It is an aggravating factor in sentencing for the offender to have been in a position of trust.[1] A position of trust is distinctive from a position of authority and will be determined on the specific facts including the conduct of the offender.[2]

"Position of trust" is not defined in the criminal code. Courts will occasionally resort to the use of dictionary definition to interpret its meaning.[3]

"Trust" refers to "confidence in or reliance on some quality or attribute of a person".[4] In considering whether there is a position of trust, courts must consider parliament's purpose in protecting young persons who are vulnerable and weak in relation to the accused.[5]

The existence will depend on "all the factual circumstances relevant to the characterization of the relationship".[6]

Considerations include:[7]

  • difference in ages
  • evolution of the relationship
  • status of the accused in relation to the victim

Limited Trust Positions
Adult persons who enter into relationships with young persons can put themselves into "qualified positions of trust" or form "low-end trust relationships".[8]

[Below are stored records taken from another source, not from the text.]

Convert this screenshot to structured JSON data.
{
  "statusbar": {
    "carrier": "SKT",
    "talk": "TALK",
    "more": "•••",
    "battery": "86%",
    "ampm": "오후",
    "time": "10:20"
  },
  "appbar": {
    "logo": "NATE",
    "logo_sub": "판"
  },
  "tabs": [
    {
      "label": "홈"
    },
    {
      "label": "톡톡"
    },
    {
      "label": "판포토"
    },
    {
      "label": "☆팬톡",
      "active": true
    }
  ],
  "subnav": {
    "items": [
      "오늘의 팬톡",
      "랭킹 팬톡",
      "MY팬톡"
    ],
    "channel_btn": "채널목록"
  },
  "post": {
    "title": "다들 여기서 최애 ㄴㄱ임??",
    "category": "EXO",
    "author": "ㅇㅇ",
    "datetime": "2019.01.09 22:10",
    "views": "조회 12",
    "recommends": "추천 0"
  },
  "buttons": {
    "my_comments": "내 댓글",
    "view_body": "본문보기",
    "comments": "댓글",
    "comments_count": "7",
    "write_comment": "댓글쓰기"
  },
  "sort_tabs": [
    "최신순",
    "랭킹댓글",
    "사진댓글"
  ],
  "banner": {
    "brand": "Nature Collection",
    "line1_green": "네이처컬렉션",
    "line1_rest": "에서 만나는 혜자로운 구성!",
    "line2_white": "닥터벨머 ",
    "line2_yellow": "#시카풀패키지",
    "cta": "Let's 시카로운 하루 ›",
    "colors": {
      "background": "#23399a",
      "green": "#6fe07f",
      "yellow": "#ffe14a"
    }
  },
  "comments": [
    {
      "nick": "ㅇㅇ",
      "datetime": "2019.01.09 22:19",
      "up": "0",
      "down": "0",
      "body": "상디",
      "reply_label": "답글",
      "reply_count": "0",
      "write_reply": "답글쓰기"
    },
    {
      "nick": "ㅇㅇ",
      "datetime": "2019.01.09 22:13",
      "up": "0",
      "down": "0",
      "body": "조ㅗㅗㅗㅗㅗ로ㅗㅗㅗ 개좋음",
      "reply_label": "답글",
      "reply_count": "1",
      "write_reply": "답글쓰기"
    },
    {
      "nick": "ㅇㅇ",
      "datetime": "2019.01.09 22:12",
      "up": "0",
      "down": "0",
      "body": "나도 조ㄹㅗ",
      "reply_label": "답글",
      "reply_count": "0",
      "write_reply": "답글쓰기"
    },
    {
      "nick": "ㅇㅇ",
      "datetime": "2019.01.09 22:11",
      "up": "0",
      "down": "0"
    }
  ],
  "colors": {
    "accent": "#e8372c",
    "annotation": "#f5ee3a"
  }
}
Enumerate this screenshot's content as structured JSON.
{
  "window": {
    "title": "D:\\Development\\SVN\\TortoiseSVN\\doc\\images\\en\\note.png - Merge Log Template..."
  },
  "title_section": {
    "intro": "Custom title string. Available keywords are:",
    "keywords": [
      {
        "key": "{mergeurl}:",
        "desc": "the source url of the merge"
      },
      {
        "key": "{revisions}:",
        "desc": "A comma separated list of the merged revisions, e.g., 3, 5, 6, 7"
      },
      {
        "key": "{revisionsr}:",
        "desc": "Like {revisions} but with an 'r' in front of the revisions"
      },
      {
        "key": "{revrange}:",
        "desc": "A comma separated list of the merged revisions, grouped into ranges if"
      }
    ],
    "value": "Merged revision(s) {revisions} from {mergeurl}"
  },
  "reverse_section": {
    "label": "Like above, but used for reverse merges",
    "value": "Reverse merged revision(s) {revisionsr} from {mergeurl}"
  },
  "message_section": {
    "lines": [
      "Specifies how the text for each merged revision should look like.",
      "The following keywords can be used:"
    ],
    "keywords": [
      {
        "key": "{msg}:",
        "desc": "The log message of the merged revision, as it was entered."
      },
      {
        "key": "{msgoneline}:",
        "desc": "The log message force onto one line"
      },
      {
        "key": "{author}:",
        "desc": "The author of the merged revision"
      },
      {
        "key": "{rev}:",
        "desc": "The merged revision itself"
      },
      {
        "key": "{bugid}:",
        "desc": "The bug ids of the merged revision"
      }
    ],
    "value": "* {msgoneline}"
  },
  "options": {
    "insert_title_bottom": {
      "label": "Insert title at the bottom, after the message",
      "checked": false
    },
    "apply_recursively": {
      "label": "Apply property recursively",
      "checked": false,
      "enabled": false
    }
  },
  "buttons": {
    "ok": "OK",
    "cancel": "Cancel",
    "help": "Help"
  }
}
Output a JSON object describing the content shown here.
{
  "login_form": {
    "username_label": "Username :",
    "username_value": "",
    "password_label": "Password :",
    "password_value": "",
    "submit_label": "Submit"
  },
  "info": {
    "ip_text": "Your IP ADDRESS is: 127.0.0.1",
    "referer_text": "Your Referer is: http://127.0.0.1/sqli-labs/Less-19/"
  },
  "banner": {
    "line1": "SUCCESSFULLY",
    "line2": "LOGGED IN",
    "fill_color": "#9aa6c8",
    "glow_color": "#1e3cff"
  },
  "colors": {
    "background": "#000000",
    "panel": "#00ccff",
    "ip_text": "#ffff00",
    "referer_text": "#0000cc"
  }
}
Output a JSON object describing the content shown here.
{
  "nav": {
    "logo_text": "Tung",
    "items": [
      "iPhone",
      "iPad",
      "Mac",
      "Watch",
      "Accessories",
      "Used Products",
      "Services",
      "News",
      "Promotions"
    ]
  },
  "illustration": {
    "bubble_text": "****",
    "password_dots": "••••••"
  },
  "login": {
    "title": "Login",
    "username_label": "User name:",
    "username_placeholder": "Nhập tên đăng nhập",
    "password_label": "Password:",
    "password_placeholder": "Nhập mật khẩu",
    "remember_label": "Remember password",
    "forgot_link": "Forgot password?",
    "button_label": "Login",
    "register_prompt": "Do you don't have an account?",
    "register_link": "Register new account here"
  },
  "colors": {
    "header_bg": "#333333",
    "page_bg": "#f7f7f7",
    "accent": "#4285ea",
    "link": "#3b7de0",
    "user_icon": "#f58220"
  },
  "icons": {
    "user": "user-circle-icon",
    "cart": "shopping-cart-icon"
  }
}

Child Abuse
A person who is a babysitter will generally be considered in a position of trust.[9]

Employees
An aircraft maintenance employee is not in a position of trust with respect to passengers on a plane.[10]

  1. see s. 718.2(a)(iii)
  2. Audet 1996 CanLII 198 (SCC), [1996] 2 SCR 171
  3. R. v. M.C., 2012 ONSC 2505 (CanLII), at para 26
  4. Audet at para 35
  5. Audet at para 36
  6. Audet, ibid.
  7. Audet
  8. see R v Fones, 2012 MBCA 110 (CanLII), [2012] M.J. No. 407, para 68
    R v R. (G.W.), 2011 MBCA 62 (CanLII), [2011] M.J. No. 246, para 42
  9. e.g. R v A.G.A., 2010 ABCA 61 (CanLII)
  10. R v Rocha, 2012 ABPC 24 (CanLII) - offence of voyeurism by taking photos up the skirt of a passenger

See Also